Brief: Say only how many lines in the entries below contain the word "admin".

Extracted data:
════════════════
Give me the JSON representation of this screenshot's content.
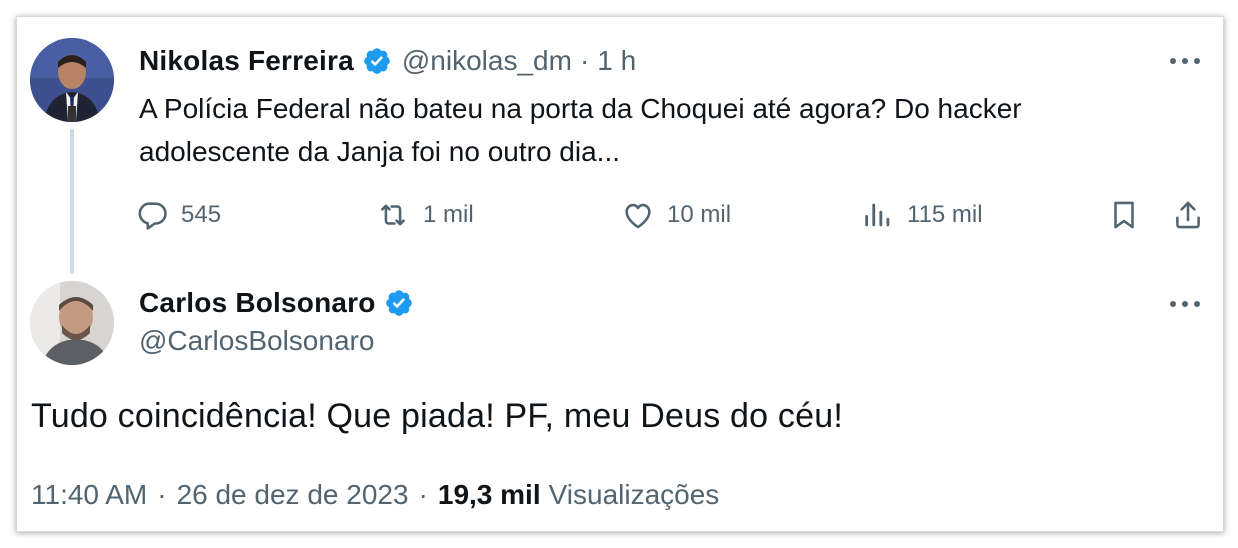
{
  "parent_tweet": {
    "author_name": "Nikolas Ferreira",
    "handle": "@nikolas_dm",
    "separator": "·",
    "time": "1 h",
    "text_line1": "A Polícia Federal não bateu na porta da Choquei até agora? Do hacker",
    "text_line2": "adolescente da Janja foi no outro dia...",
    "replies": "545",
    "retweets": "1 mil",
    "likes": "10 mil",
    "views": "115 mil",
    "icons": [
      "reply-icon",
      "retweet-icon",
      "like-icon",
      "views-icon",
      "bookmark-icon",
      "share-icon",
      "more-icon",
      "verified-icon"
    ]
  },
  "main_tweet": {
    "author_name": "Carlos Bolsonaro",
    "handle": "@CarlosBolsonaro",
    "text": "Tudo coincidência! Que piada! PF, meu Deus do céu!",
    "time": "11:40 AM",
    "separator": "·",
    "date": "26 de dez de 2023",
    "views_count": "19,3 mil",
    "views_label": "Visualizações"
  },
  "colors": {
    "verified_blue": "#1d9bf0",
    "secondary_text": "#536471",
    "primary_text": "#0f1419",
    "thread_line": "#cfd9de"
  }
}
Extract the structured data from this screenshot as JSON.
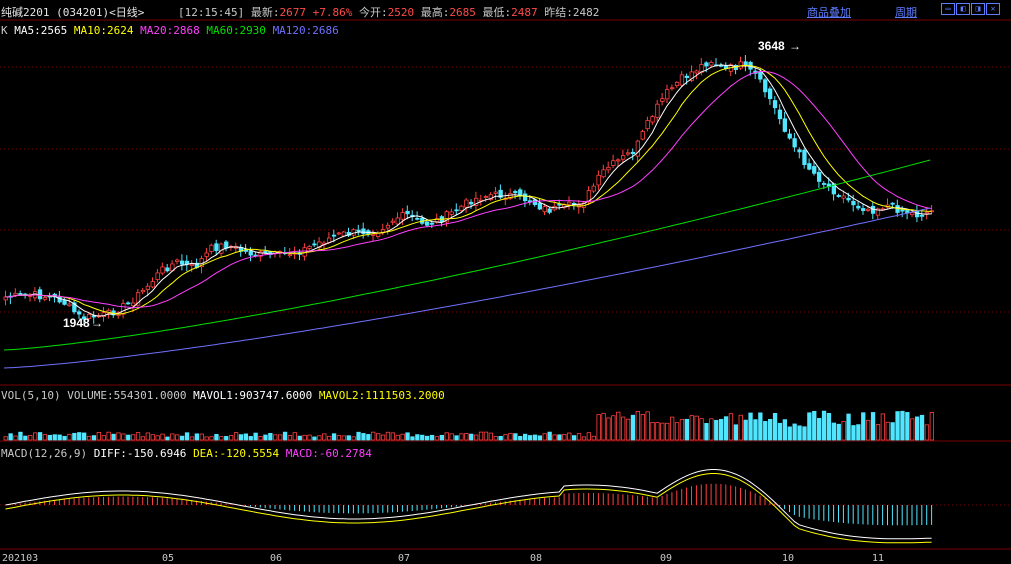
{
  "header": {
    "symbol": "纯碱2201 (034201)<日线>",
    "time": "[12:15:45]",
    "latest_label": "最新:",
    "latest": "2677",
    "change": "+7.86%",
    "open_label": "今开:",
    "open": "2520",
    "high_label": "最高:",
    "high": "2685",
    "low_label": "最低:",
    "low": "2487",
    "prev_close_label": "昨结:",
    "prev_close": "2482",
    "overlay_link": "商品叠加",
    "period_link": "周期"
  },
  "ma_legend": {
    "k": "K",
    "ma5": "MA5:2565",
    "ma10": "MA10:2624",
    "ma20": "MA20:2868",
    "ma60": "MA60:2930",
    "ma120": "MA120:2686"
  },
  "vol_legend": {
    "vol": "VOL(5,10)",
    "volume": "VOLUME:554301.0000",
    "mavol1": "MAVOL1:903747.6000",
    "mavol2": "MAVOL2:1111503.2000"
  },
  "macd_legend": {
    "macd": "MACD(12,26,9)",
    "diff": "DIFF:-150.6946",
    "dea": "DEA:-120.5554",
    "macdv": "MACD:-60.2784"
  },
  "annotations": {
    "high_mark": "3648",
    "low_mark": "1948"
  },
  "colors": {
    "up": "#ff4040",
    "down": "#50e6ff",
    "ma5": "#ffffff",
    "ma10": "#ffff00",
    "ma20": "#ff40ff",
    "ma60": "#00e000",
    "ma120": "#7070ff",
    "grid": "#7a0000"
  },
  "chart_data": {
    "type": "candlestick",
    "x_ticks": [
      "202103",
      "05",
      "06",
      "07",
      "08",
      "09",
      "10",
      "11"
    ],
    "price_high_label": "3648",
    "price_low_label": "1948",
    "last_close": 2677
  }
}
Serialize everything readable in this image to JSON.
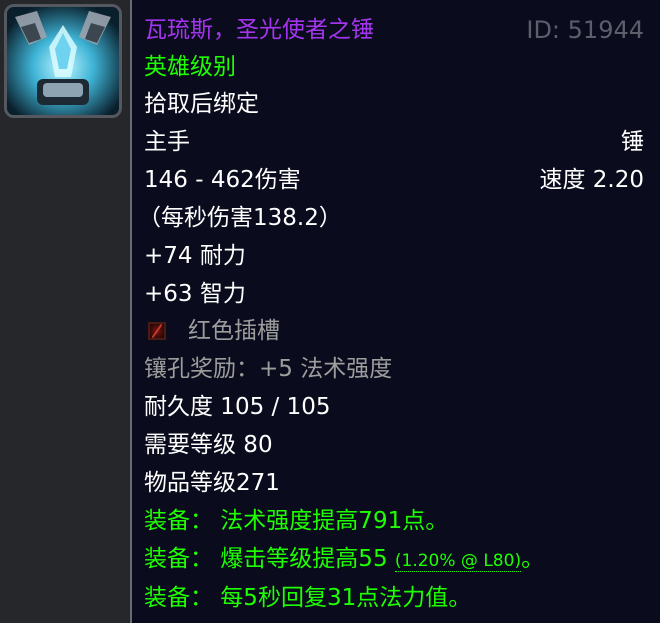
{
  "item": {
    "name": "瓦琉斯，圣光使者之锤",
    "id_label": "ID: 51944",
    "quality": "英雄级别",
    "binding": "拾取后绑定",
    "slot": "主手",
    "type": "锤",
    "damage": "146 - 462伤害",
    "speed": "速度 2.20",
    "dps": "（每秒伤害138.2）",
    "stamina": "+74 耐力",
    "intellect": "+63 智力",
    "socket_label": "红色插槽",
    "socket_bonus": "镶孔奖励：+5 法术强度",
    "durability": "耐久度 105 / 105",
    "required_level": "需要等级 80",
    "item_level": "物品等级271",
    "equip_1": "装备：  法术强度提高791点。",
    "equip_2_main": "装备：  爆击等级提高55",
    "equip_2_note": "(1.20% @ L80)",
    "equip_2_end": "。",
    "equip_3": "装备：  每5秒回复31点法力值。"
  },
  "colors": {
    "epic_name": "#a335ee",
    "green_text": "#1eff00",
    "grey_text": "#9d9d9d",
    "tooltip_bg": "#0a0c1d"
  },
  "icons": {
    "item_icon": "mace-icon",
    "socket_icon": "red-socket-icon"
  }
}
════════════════
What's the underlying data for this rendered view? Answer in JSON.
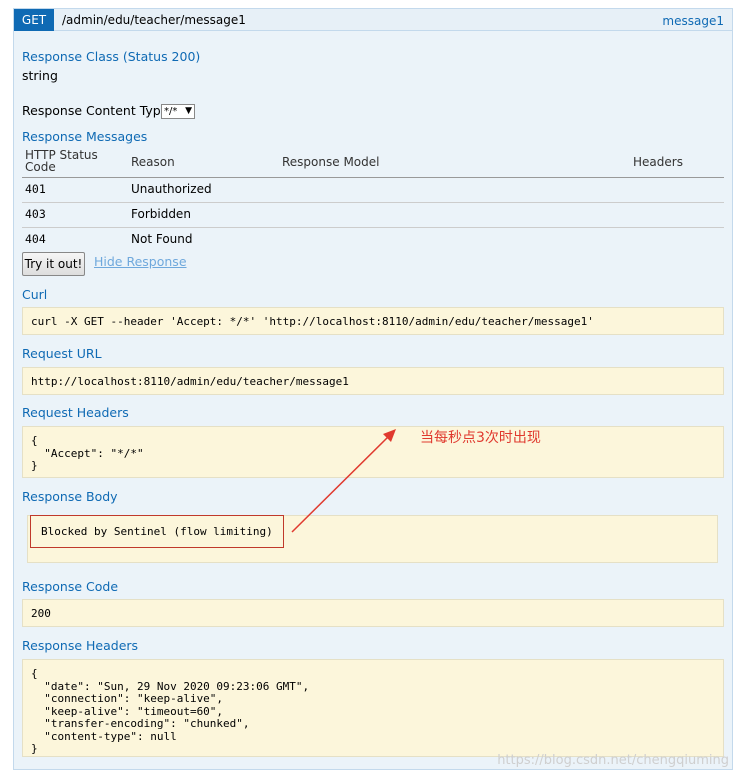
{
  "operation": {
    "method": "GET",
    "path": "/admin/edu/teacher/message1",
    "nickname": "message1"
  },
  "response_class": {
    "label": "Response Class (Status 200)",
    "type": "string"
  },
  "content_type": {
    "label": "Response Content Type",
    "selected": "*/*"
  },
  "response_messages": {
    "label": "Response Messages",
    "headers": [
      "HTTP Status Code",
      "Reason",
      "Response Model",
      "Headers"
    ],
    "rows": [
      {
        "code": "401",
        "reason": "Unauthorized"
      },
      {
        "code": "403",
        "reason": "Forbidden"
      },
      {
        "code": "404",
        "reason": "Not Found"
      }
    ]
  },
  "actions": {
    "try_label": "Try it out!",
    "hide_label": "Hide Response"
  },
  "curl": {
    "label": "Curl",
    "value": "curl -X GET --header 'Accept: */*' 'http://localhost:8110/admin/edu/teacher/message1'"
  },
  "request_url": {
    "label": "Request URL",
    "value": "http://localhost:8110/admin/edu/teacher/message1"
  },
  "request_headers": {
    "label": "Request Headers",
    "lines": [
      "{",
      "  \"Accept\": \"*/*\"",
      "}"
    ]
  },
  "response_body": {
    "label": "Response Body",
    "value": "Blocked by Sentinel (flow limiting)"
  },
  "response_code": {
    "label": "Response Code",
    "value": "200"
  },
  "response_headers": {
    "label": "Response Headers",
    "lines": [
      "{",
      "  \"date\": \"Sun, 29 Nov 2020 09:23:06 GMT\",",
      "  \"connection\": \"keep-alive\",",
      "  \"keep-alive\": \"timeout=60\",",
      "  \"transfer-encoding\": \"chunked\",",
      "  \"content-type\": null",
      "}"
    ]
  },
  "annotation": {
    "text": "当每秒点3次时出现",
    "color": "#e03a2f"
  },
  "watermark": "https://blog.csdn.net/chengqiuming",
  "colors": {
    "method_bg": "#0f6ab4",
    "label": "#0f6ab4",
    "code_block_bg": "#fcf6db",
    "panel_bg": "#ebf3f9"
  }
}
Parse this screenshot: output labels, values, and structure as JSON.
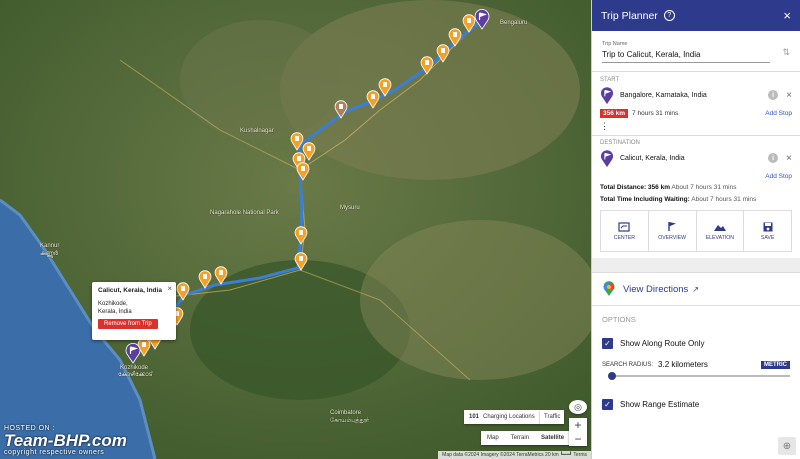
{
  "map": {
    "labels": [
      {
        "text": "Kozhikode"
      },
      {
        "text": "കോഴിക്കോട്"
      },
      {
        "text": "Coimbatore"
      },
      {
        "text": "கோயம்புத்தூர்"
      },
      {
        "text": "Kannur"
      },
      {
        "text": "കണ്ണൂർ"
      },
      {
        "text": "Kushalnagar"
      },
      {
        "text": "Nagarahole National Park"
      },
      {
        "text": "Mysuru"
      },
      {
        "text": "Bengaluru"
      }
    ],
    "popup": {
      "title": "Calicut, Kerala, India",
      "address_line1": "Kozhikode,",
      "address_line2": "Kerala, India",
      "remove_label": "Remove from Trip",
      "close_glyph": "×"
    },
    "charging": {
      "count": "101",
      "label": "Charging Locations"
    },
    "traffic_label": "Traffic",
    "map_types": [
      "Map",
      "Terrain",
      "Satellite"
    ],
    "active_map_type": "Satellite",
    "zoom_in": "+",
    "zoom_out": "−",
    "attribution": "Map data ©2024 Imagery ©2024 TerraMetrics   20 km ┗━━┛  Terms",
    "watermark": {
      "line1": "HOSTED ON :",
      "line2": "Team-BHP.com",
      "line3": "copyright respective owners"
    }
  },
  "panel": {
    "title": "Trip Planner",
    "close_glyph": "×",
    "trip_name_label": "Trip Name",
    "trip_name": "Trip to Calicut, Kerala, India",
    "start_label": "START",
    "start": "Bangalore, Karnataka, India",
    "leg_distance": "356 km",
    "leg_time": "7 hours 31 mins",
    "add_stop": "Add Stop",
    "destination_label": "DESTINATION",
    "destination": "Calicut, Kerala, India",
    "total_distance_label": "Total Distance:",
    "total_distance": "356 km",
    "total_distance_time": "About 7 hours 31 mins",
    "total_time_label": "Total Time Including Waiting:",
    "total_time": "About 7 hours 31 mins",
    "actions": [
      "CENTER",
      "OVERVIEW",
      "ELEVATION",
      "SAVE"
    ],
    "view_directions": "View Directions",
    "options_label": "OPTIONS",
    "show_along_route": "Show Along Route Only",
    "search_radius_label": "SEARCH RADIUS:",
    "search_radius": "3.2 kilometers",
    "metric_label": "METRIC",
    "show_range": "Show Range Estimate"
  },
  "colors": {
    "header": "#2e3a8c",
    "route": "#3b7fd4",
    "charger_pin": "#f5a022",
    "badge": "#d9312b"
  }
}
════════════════
Answer space: 3